By Barbara Sadler, Path 1 Associate
My husband Herb and I worshipped in one of our annual conference’s “restart” churches this past Sunday. The congregation had been a declining downtown church. They decided to sell the property and start over in a new location. After worshiping in a school gym for three years, they were able to purchase property and build a sanctuary. Their numbers have more than doubled and their average age has halved. This past Sunday was a celebration of one year in their new location.
I asked the pastor, given the large numbers of new Christians in the congregation, how he uses the sacraments of Holy Communion and Baptism. His response was that he uses them as teaching opportunities.

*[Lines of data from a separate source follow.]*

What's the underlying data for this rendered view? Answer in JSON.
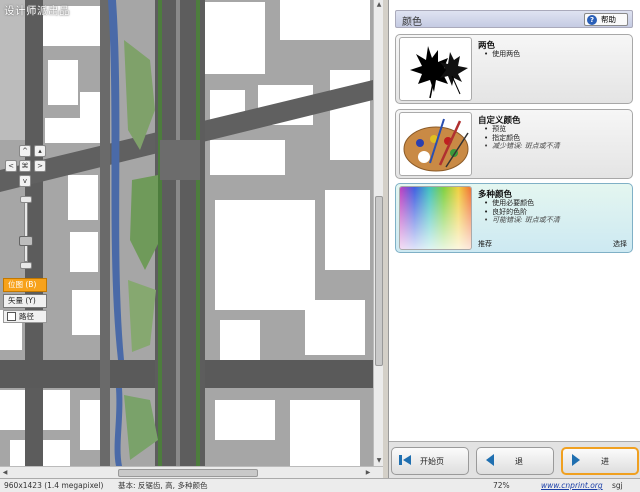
{
  "map": {
    "watermark": "设计师派出品",
    "nav": {
      "up": "^",
      "down": "v",
      "left": "<",
      "right": ">",
      "center": "⌘"
    },
    "layers": {
      "map_label": "位图 (B)",
      "vector_label": "矢量 (Y)",
      "path_label": "路径"
    }
  },
  "panel": {
    "title": "颜色",
    "help_label": "帮助",
    "options": [
      {
        "title": "两色",
        "bullets": [
          "使用两色"
        ]
      },
      {
        "title": "自定义颜色",
        "bullets": [
          "预览",
          "指定颜色",
          "减少错误: 斑点或不清"
        ]
      },
      {
        "title": "多种颜色",
        "bullets": [
          "使用必要颜色",
          "良好的色阶",
          "可能错误: 斑点或不清"
        ],
        "left_label": "推荐",
        "right_label": "选择"
      }
    ],
    "buttons": {
      "start": "开始页",
      "back": "退",
      "next": "进"
    }
  },
  "status": {
    "dimensions": "960x1423 (1.4 megapixel)",
    "mode": "基本: 反锯齿, 高, 多种颜色",
    "zoom": "72%",
    "url": "www.cnprint.org",
    "tail": "sgj"
  },
  "colors": {
    "accent": "#f7a21b",
    "header": "#c5cbe3",
    "selected": "#cde9f2"
  }
}
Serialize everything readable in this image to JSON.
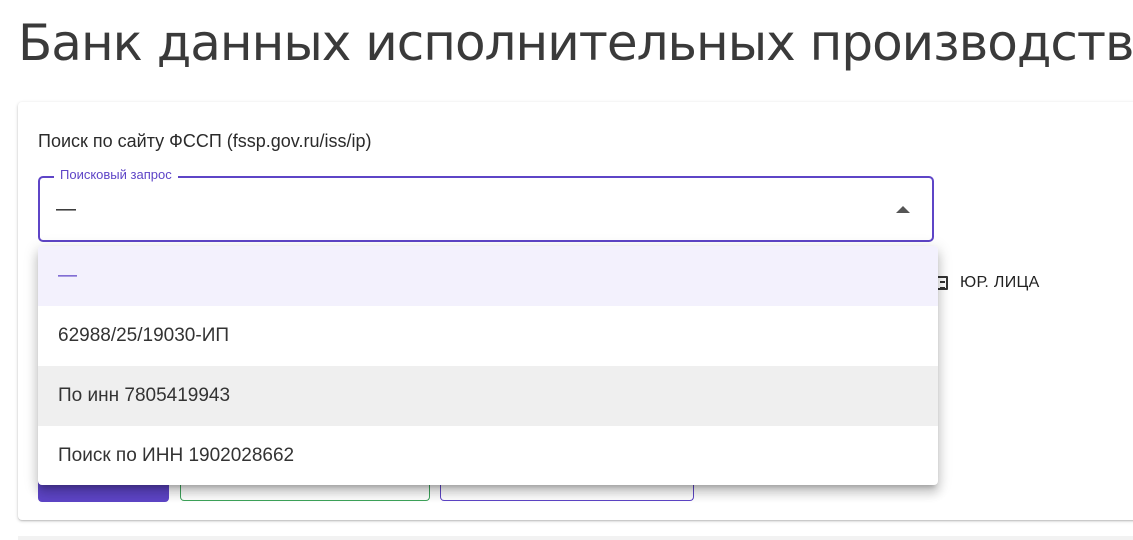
{
  "page": {
    "title": "Банк данных исполнительных производств"
  },
  "search": {
    "subtitle": "Поиск по сайту ФССП (fssp.gov.ru/iss/ip)",
    "label": "Поисковый запрос",
    "value": "—"
  },
  "tabs": {
    "legal_label": "ЮР. ЛИЦА"
  },
  "dropdown": {
    "options": [
      {
        "label": "—",
        "selected": true
      },
      {
        "label": "62988/25/19030-ИП"
      },
      {
        "label": "По инн 7805419943",
        "hovered": true
      },
      {
        "label": "Поиск по ИНН 1902028662"
      }
    ]
  },
  "colors": {
    "accent": "#5e45c7",
    "green": "#3da35a"
  },
  "icons": {
    "legal": "document-icon",
    "dropdown": "arrow-up-icon"
  }
}
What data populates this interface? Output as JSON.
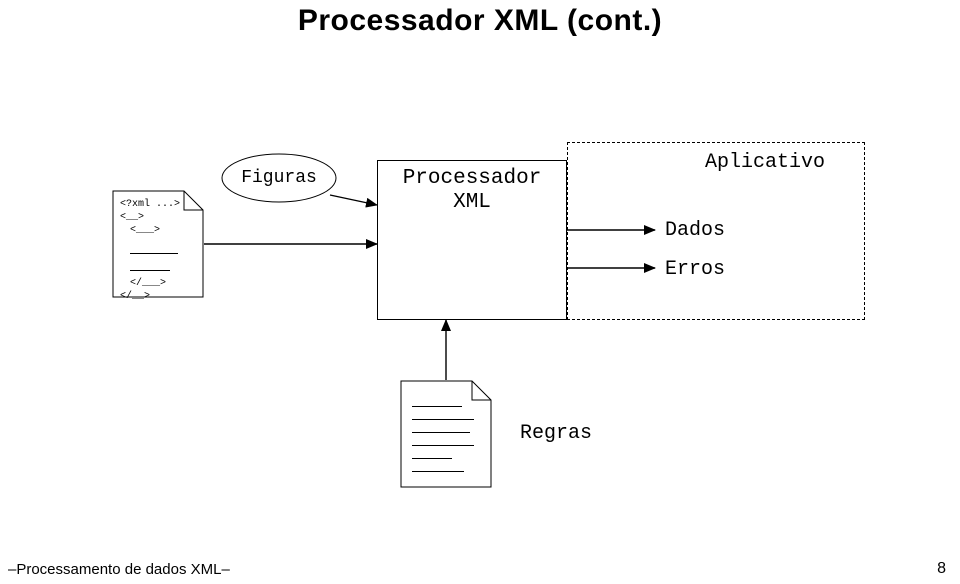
{
  "title": "Processador XML (cont.)",
  "xmlfile_lines": [
    "<?xml ...>",
    "<__>",
    "  <___>",
    "",
    "  </___>",
    "</__>"
  ],
  "figuras_label": "Figuras",
  "processor_label_line1": "Processador",
  "processor_label_line2": "XML",
  "aplicativo_label": "Aplicativo",
  "dados_label": "Dados",
  "erros_label": "Erros",
  "regras_label": "Regras",
  "footer_left": "–Processamento de dados XML–",
  "footer_right": "8"
}
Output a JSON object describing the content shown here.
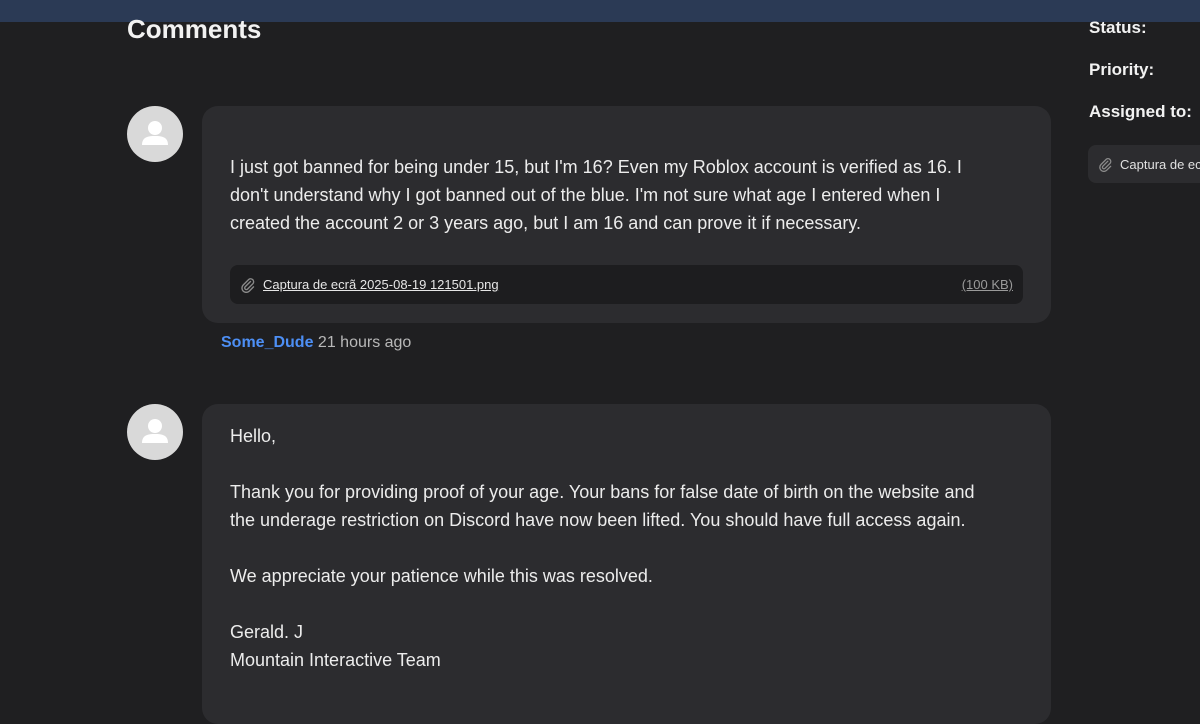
{
  "header": {
    "title": "Comments"
  },
  "comments": [
    {
      "body": "I just got banned for being under 15, but I'm 16? Even my Roblox account is verified as 16. I don't understand why I got banned out of the blue. I'm not sure what age I entered when created the account 2 or 3 years ago, but I am 16 and can prove it if necessary.",
      "lines": [
        "I just got banned for being under 15, but I'm 16? Even my Roblox account is verified as 16. I",
        "don't understand why I got banned out of the blue. I'm not sure what age I entered when I",
        "created the account 2 or 3 years ago, but I am 16 and can prove it if necessary."
      ],
      "attachment": {
        "filename": "Captura de ecrã 2025-08-19 121501.png",
        "size": "(100 KB)",
        "icon": "paperclip-icon"
      },
      "author": "Some_Dude",
      "time": "21 hours ago"
    },
    {
      "greeting": "Hello,",
      "paragraph1_line1": "Thank you for providing proof of your age. Your bans for false date of birth on the website and",
      "paragraph1_line2": "the underage restriction on Discord have now been lifted. You should have full access again.",
      "paragraph2": "We appreciate your patience while this was resolved.",
      "signature_name": "Gerald. J",
      "signature_team": "Mountain Interactive Team"
    }
  ],
  "sidebar": {
    "status_label": "Status:",
    "priority_label": "Priority:",
    "assigned_label": "Assigned to:",
    "attachment_label": "Captura de ec",
    "attachment_icon": "paperclip-icon"
  },
  "colors": {
    "background": "#1f1f21",
    "topbar": "#2b3a55",
    "bubble": "#2c2c2f",
    "author_link": "#4d8ff5"
  }
}
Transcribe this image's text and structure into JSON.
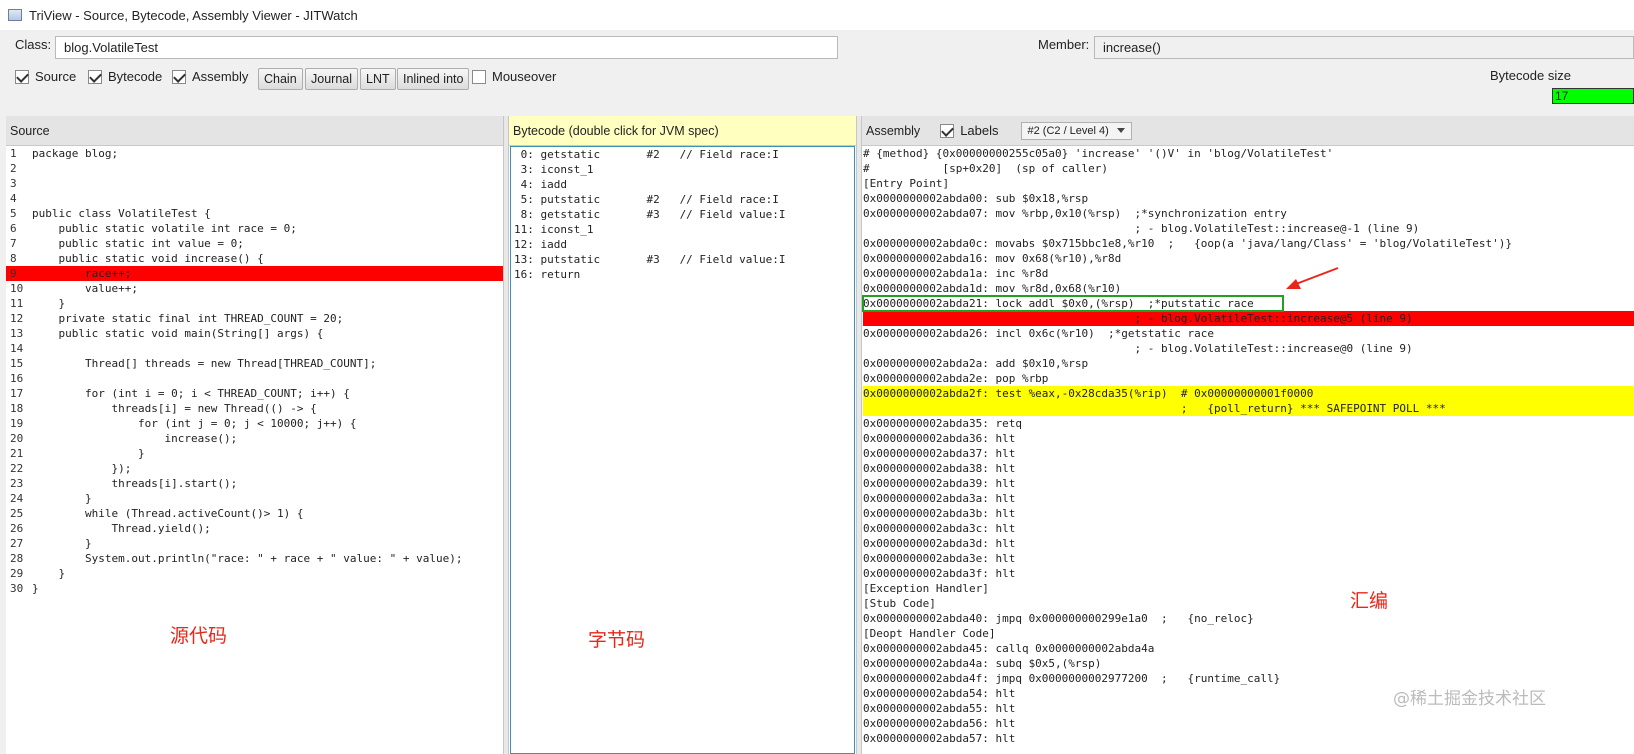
{
  "window": {
    "title": "TriView - Source, Bytecode, Assembly Viewer - JITWatch"
  },
  "toolbar": {
    "class_label": "Class:",
    "class_value": "blog.VolatileTest",
    "member_label": "Member:",
    "member_value": "increase()",
    "checkboxes": [
      {
        "label": "Source",
        "checked": true
      },
      {
        "label": "Bytecode",
        "checked": true
      },
      {
        "label": "Assembly",
        "checked": true
      }
    ],
    "buttons": [
      "Chain",
      "Journal",
      "LNT",
      "Inlined into"
    ],
    "mouseover": {
      "label": "Mouseover",
      "checked": false
    },
    "bytecode_size_label": "Bytecode size",
    "bytecode_size_value": "17",
    "bytecode_size_color": "#00ff00"
  },
  "source": {
    "header": "Source",
    "lines": [
      {
        "n": "1",
        "t": "package blog;"
      },
      {
        "n": "2",
        "t": ""
      },
      {
        "n": "3",
        "t": ""
      },
      {
        "n": "4",
        "t": ""
      },
      {
        "n": "5",
        "t": "public class VolatileTest {"
      },
      {
        "n": "6",
        "t": "    public static volatile int race = 0;"
      },
      {
        "n": "7",
        "t": "    public static int value = 0;"
      },
      {
        "n": "8",
        "t": "    public static void increase() {"
      },
      {
        "n": "9",
        "t": "        race++;",
        "hl": "red"
      },
      {
        "n": "10",
        "t": "        value++;"
      },
      {
        "n": "11",
        "t": "    }"
      },
      {
        "n": "12",
        "t": "    private static final int THREAD_COUNT = 20;"
      },
      {
        "n": "13",
        "t": "    public static void main(String[] args) {"
      },
      {
        "n": "14",
        "t": ""
      },
      {
        "n": "15",
        "t": "        Thread[] threads = new Thread[THREAD_COUNT];"
      },
      {
        "n": "16",
        "t": ""
      },
      {
        "n": "17",
        "t": "        for (int i = 0; i < THREAD_COUNT; i++) {"
      },
      {
        "n": "18",
        "t": "            threads[i] = new Thread(() -> {"
      },
      {
        "n": "19",
        "t": "                for (int j = 0; j < 10000; j++) {"
      },
      {
        "n": "20",
        "t": "                    increase();"
      },
      {
        "n": "21",
        "t": "                }"
      },
      {
        "n": "22",
        "t": "            });"
      },
      {
        "n": "23",
        "t": "            threads[i].start();"
      },
      {
        "n": "24",
        "t": "        }"
      },
      {
        "n": "25",
        "t": "        while (Thread.activeCount()> 1) {"
      },
      {
        "n": "26",
        "t": "            Thread.yield();"
      },
      {
        "n": "27",
        "t": "        }"
      },
      {
        "n": "28",
        "t": "        System.out.println(\"race: \" + race + \" value: \" + value);"
      },
      {
        "n": "29",
        "t": "    }"
      },
      {
        "n": "30",
        "t": "}"
      }
    ]
  },
  "bytecode": {
    "header": "Bytecode (double click for JVM spec)",
    "header_color": "#ffffc0",
    "lines": [
      " 0: getstatic       #2   // Field race:I",
      " 3: iconst_1",
      " 4: iadd",
      " 5: putstatic       #2   // Field race:I",
      " 8: getstatic       #3   // Field value:I",
      "11: iconst_1",
      "12: iadd",
      "13: putstatic       #3   // Field value:I",
      "16: return"
    ]
  },
  "assembly": {
    "header": "Assembly",
    "labels_checkbox": {
      "label": "Labels",
      "checked": true
    },
    "combo_value": "#2  (C2 / Level 4)",
    "lines": [
      {
        "t": "# {method} {0x00000000255c05a0} 'increase' '()V' in 'blog/VolatileTest'"
      },
      {
        "t": "#           [sp+0x20]  (sp of caller)"
      },
      {
        "t": "[Entry Point]"
      },
      {
        "t": "0x0000000002abda00: sub $0x18,%rsp"
      },
      {
        "t": "0x0000000002abda07: mov %rbp,0x10(%rsp)  ;*synchronization entry"
      },
      {
        "t": "                                         ; - blog.VolatileTest::increase@-1 (line 9)"
      },
      {
        "t": "0x0000000002abda0c: movabs $0x715bbc1e8,%r10  ;   {oop(a 'java/lang/Class' = 'blog/VolatileTest')}"
      },
      {
        "t": "0x0000000002abda16: mov 0x68(%r10),%r8d"
      },
      {
        "t": "0x0000000002abda1a: inc %r8d"
      },
      {
        "t": "0x0000000002abda1d: mov %r8d,0x68(%r10)"
      },
      {
        "t": "0x0000000002abda21: lock addl $0x0,(%rsp)  ;*putstatic race",
        "box": true
      },
      {
        "t": "                                         ; - blog.VolatileTest::increase@5 (line 9)",
        "hl": "red"
      },
      {
        "t": "0x0000000002abda26: incl 0x6c(%r10)  ;*getstatic race"
      },
      {
        "t": "                                         ; - blog.VolatileTest::increase@0 (line 9)"
      },
      {
        "t": "0x0000000002abda2a: add $0x10,%rsp"
      },
      {
        "t": "0x0000000002abda2e: pop %rbp"
      },
      {
        "t": "0x0000000002abda2f: test %eax,-0x28cda35(%rip)  # 0x00000000001f0000",
        "hl": "yellow"
      },
      {
        "t": "                                                ;   {poll_return} *** SAFEPOINT POLL ***",
        "hl": "yellow"
      },
      {
        "t": "0x0000000002abda35: retq"
      },
      {
        "t": "0x0000000002abda36: hlt"
      },
      {
        "t": "0x0000000002abda37: hlt"
      },
      {
        "t": "0x0000000002abda38: hlt"
      },
      {
        "t": "0x0000000002abda39: hlt"
      },
      {
        "t": "0x0000000002abda3a: hlt"
      },
      {
        "t": "0x0000000002abda3b: hlt"
      },
      {
        "t": "0x0000000002abda3c: hlt"
      },
      {
        "t": "0x0000000002abda3d: hlt"
      },
      {
        "t": "0x0000000002abda3e: hlt"
      },
      {
        "t": "0x0000000002abda3f: hlt"
      },
      {
        "t": "[Exception Handler]"
      },
      {
        "t": "[Stub Code]"
      },
      {
        "t": "0x0000000002abda40: jmpq 0x000000000299e1a0  ;   {no_reloc}"
      },
      {
        "t": "[Deopt Handler Code]"
      },
      {
        "t": "0x0000000002abda45: callq 0x0000000002abda4a"
      },
      {
        "t": "0x0000000002abda4a: subq $0x5,(%rsp)"
      },
      {
        "t": "0x0000000002abda4f: jmpq 0x0000000002977200  ;   {runtime_call}"
      },
      {
        "t": "0x0000000002abda54: hlt"
      },
      {
        "t": "0x0000000002abda55: hlt"
      },
      {
        "t": "0x0000000002abda56: hlt"
      },
      {
        "t": "0x0000000002abda57: hlt"
      }
    ]
  },
  "annotations": {
    "source_label": "源代码",
    "bytecode_label": "字节码",
    "assembly_label": "汇编",
    "watermark": "@稀土掘金技术社区",
    "color": "#e8261a"
  }
}
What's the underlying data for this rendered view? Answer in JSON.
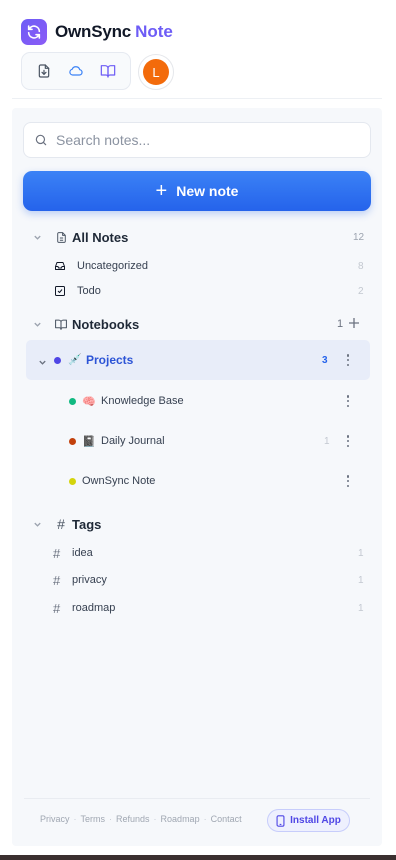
{
  "brand": {
    "name": "OwnSync",
    "accent": "Note"
  },
  "toolbar": {
    "icons": [
      "file-download-icon",
      "cloud-icon",
      "book-open-icon"
    ]
  },
  "user": {
    "avatar_initial": "L",
    "avatar_color": "#f36b0b"
  },
  "search": {
    "placeholder": "Search notes..."
  },
  "new_note": {
    "label": "New note"
  },
  "all_notes": {
    "label": "All Notes",
    "count": "12",
    "items": [
      {
        "label": "Uncategorized",
        "count": "8"
      },
      {
        "label": "Todo",
        "count": "2"
      }
    ]
  },
  "notebooks": {
    "label": "Notebooks",
    "count": "1",
    "items": [
      {
        "emoji": "💉",
        "label": "Projects",
        "count": "3",
        "dot_color": "#4f46e5",
        "active": true
      },
      {
        "emoji": "🧠",
        "label": "Knowledge Base",
        "count": "",
        "dot_color": "#10b981"
      },
      {
        "emoji": "📓",
        "label": "Daily Journal",
        "count": "1",
        "dot_color": "#c2410c"
      },
      {
        "emoji": "",
        "label": "OwnSync Note",
        "count": "",
        "dot_color": "#d4d40c"
      }
    ]
  },
  "tags": {
    "label": "Tags",
    "items": [
      {
        "symbol": "#",
        "label": "idea",
        "count": "1"
      },
      {
        "symbol": "#",
        "label": "privacy",
        "count": "1"
      },
      {
        "symbol": "#",
        "label": "roadmap",
        "count": "1"
      }
    ]
  },
  "footer": {
    "links": [
      "Privacy",
      "Terms",
      "Refunds",
      "Roadmap",
      "Contact"
    ],
    "separator": "·",
    "install_label": "Install App"
  },
  "colors": {
    "primary": "#2563eb",
    "brand_accent": "#6d5cf6",
    "active_bg": "#e8edf9"
  }
}
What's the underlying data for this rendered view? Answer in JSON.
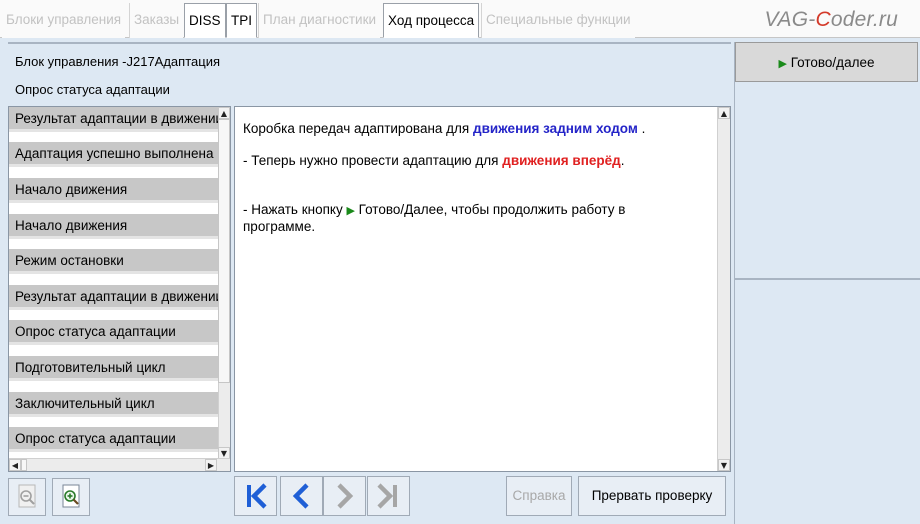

For Holy Communion he sometimes uses the liturgy found in the Methodist Hymnal and sometimes talks through the meaning of the elements to help people understand, not to just recite by rote. Communion is offered the first Sunday of each month although he plans to begin having it available each Sunday for those who are so moved by the Holy Spirit during the worship service that they wish to partake.
For newcomers to the faith who wish to be baptized, he offers a range of options from the traditional Methodist “sprinkling” to immersion. Again, this is to provide each person both the knowledge and the opportunity to choose what they are most comfortable with. He holds quarterly new member orientation classes during which he teaches about these sacraments, their meaning and the methodologies of experiencing them. The teaching element is so vital because those new to the faith can sometimes be put off by traditions that are familiar and comfortable to the rest of us.
I was not raised in the church. I do remember attending church once with a grade school friend. As a part of the service, several persons, dressed in their white baptismal gowns, were baptized by immersion in the large baptistery. As a child I was so frightened by observing that experience I did not go back to any church for years. In fact, I was well into adulthood before I accepted God’s claim on my life.
The sacraments are vital to our faith, but it is also vital to use them (every time) as a teaching tool. Class is in session! What lessons do you think the sacraments can teach us?